- According to Forbes, six Americans are worth more than $100 billion, making them centibillionaires.
- Their combined fortune of $815 billion is just over the collective GDP of the US’ 13 poorest states.
- Amazon CEO Jeff Bezos is worth nearly $200 billion, beating the 2020 GDP of Utah.
- See more stories on Insider’s business page.
America’s richest keep getting richer.
The six richest Americans are worth more than the GDP of 13 states combined, including Delaware, Maine, and Vermont, according to data from Forbes and the US Department of Commerce.
The publication’s rich list contains six “centibillionaires” – people worth at least $100 billion each.
In a new report, the Institute for Policy Studies (IPS) and Americans for Tax Fairness (ATF) said this meant that individually, each of the centibillionaires had a net worth bigger than the GDP of each of the 13 poorest US states.
But calculations by Insider show that, collectively, these six centibillionaires have a collective fortune bigger than that of the 13 states combined.
Amazon CEO Jeff Bezos, Tesla CEO Elon Musk, Microsoft co-founder Bill Gates, Facebook CEO Mark Zuckerberg, Berkshire Hathaway CEO Warren Buffet, and Oracle founder and chairman Larry Ellison have a combined fortune of around $815 billion, per Forbes data from April 12.
This is just over the combined GDP of the 13 poorest US states, according to 2020 data from the US Department of Commerce: Hawaii, New Hampshire, Idaho, Delaware, West Virginia, Maine, Rhode Island, North and South Dakota, Montana, Alaska, Wyoming, and Vermont.

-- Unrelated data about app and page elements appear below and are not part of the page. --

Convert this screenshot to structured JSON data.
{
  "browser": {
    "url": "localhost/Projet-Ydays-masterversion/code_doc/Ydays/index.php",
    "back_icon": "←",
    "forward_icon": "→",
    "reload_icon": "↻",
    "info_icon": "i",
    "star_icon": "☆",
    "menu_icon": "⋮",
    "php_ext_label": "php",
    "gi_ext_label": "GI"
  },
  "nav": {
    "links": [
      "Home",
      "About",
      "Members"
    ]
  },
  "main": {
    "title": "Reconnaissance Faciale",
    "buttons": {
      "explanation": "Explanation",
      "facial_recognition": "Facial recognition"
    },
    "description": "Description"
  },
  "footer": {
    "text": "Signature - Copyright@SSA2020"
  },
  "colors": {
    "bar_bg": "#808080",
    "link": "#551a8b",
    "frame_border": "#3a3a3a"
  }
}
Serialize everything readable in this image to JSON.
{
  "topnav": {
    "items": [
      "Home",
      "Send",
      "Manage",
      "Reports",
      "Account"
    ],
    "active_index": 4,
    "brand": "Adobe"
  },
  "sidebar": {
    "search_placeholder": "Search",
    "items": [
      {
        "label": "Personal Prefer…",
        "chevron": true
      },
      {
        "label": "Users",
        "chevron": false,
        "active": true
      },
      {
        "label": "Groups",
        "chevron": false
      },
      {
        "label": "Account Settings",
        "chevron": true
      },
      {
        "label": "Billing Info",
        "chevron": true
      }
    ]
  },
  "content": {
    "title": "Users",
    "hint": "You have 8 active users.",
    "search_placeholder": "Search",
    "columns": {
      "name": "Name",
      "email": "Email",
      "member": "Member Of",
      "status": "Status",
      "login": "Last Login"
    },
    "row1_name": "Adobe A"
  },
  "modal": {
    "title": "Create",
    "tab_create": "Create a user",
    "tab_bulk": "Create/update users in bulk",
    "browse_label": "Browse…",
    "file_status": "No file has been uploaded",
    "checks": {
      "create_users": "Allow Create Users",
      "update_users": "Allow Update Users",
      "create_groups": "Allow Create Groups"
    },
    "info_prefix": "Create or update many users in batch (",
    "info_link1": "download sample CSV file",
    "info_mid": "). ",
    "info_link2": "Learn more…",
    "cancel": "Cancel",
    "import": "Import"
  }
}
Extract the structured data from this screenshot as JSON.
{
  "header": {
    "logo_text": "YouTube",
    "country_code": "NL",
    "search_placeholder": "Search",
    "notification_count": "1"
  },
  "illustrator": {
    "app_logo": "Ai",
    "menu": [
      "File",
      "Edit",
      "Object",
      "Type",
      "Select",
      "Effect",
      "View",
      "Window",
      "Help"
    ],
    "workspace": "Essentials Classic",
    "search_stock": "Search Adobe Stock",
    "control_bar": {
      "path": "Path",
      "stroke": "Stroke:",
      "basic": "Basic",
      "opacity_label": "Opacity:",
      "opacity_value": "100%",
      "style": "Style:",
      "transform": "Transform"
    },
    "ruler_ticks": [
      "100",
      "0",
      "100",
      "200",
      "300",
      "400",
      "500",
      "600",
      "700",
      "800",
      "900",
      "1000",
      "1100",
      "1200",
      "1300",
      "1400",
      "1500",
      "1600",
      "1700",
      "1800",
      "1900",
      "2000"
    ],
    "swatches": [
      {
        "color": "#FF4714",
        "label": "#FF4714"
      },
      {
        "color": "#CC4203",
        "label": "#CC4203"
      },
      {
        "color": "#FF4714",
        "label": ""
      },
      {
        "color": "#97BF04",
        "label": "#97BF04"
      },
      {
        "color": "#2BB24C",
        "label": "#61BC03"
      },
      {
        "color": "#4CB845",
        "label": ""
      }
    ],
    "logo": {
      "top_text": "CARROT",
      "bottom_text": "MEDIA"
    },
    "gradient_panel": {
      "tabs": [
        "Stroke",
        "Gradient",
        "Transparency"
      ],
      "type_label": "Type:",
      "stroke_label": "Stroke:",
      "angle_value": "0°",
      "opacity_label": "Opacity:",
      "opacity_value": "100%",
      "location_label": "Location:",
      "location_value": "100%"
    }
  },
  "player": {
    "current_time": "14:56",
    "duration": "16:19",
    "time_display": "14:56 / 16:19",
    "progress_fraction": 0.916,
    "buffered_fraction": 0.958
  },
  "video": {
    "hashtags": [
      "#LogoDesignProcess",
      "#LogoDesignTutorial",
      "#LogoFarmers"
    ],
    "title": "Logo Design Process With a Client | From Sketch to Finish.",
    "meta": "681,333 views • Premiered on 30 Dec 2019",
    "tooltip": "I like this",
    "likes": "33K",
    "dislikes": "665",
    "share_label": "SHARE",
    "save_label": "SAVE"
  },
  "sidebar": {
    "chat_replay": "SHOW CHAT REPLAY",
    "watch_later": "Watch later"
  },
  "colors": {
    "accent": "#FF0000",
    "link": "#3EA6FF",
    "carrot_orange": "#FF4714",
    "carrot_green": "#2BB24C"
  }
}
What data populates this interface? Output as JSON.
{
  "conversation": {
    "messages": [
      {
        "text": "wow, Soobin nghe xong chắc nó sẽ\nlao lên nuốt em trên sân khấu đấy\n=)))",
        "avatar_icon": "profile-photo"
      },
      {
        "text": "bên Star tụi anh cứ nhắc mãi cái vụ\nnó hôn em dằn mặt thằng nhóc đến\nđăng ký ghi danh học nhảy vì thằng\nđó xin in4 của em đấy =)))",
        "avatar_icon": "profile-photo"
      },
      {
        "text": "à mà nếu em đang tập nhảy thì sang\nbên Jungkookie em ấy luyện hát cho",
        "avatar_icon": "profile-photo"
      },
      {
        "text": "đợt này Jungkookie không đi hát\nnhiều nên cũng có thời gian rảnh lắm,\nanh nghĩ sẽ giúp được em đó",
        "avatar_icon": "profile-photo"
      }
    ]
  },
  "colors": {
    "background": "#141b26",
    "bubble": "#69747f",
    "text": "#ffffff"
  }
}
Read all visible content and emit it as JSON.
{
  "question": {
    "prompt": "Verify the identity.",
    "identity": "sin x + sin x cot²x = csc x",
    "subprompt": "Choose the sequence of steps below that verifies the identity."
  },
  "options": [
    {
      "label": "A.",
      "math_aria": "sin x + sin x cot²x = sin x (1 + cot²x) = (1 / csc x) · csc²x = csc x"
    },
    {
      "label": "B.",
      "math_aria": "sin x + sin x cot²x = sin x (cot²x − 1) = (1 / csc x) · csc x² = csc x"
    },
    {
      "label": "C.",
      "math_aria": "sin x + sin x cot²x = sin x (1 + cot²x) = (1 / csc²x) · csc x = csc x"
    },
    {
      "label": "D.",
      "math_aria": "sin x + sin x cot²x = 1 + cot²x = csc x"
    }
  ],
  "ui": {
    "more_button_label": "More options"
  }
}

Bezos is worth nearly $200 billion – just over the 2020 GDP of Utah.
Vermont has the lowest GDP of all the US states, at $32.8 billion in 2020, followed by Wyoming and Alaska, though this is largely due to their small populations.
Mississippi has the lowest GDP per capita, at $38.5 billion. It has high levels of poverty and a low median income, in part caused by its historic reliance on cotton agriculture.
The ATF and IPS also found that over the last 13 months, American billionaires increased their wealth by 55%, Insider’s Juliana Kaplan reported. In the second half of 2020, meanwhile, 8 million Americans fell into poverty, according to a study by the University of Notre Dame and the University of Chicago.
“We’re going to come out of the pandemic another degree of more unequal,” Chuck Collins, director of the Program on Inequality at IPS, told Kaplan.
Oxfam suggested wealth taxes could be a good option to reverse this. In December, academics published a study of 50 years of tax cuts for the wealthy that suggested “trickle-down” economics made inequality worse and didn’t lead to economic growth and employment.
Argentina became the first country to respond to the pandemic with a one-off “millionaire tax” approved by its Congress in December, which the government hopes will raise $3.78 billion to help pay for its pandemic response.
The US has also ramped up efforts to tax its highest earners.
Massachusetts Sen. Elizabeth Warren has proposed an “ultra-millionaire” tax on individual net worth above $50 million, while New York Gov. Andrew Cuomo included tax hikes for the state’s richest in his 2022 budget proposal.
President Joe Biden, meanwhile, has proposed raising the corporate tax to 28% as a way to fund his $2 trillion infrastructure plan. The package, which Biden hopes will overhaul the US economy, includes investments in transportation, water, broadband, power, housing, and education.